Nigeria has a coastline of about 853km with Lagos, Ondo, Delta, Bayelsa, Rivers, Akwa Ibom, and Cross River as littoral states. 28 out of the 36 states in Nigeria are navigable by the connecting inland waters that stretches about 10,000km – encircling whole communities in some cases and in other cases, linking one community to another.
Coastal areas in Nigeria face various challenges, such as coastal erosion, flooding, overexploitation of fish and other aquatic resources, marine and coastal pollution, mangrove depletion, and nipa palm invasion. Across Africa, more than one-fourth (27 percent) of the population living within 5 km from the coast depend on artisanal fishing for job opportunities. In Nigeria, over 80% of domestic fish production is generated by artisanal fishers. A sector as important as this, which meets the animal protein needs of millions of Africans deserves to be recognized, and supported.
As the world marks World Fisheries Day, it should be a time for reflections on the key issues affecting fisheries particularly the artisanal and small-scale fisheries. A report published in 2021 showed how 10 countries — China, Japan, South Korea, Russia, the U.S.A., Thailand, Taiwan, Spain, Indonesia and Norway — spent over $15.3 billion on harmful fishing subsidies. The report also showed how fishing vessels not only exploited their seas but how they fished in high seas in other countries and engaged in overcapacity, overfishing, illegal, unreported, and unregulated fishing.
Another challenge faced by small-scale fishers is the issue of oil and gas pollution. Oil and gas exploration and exploitation as well as their associated infrastructure have proven to be one of the worst challenges in recent time. Also, the issue of sand-filling of traditional fishing grounds like the one being experienced by the Makoko people in Lagos State, Nigeria, affects fishing practices too.
This year’s theme, “Build Enabling Policy Environments for Small-scale Artisanal Fisheries,” should evoke a sense of responsibility, accountability, equity, fairness, justice, and inclusivity. Artisanal fishers must be consulted and included in the preparation of policies for aquatic environments – they hold a lot of knowledge that can shape such policies into pro-people and pro-environment policies.
The Executive Director, Health of Mother Earth Foundation (HOMEF) Nnimmo Bassey, while lamenting the impacts of the oil Well fire that has been burning for over three years now, said that it is shocking that the government and oil and gas companies would allow the Ororo-1 well inferno to continue for over three years off the coast of Awoye in Ondo State without making any attempt to stop it.

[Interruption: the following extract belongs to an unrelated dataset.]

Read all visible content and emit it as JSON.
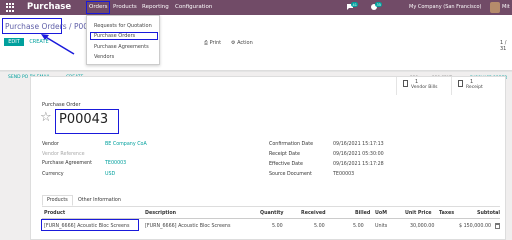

Bassey raised pertinent questions following the continuous burning of the Ororo Well, “Huge amounts of hydrocarbons and climate-harming greenhouse gases are being released into the environment. Why is the government quiet? Who will clean up, remediate, and restore the already destroyed environment? For a government that professes emphasis on the so-called blue economy, this atrocious negligence suggests that government is ready to sacrifice our environment and the communities that depend off natural resources. This World Fisheries Day offers a good opportunity for the government to have a change of heart and do the needful.”
Bassey also emphasized that the government must learn to work with coastal communities for better environmental management.
Stephen Oduware, the Coordinator of FishNet Alliance, noted that communities like Kono in Ogoniland, who have used local and cultural means to preserve a mangrove areas, need to be recognized, promoted, and supported. He said that policymakers must bring artisanal fishers to the policy table to make contributions that will further strengthen maritime policies.
FishNet Alliance is a network of fishers engaged in and promoting sustainable fishing practices in line with ecosystem limits. We stand in solidarity against destructive extractive activities in water bodies – including rivers, lakes and oceans.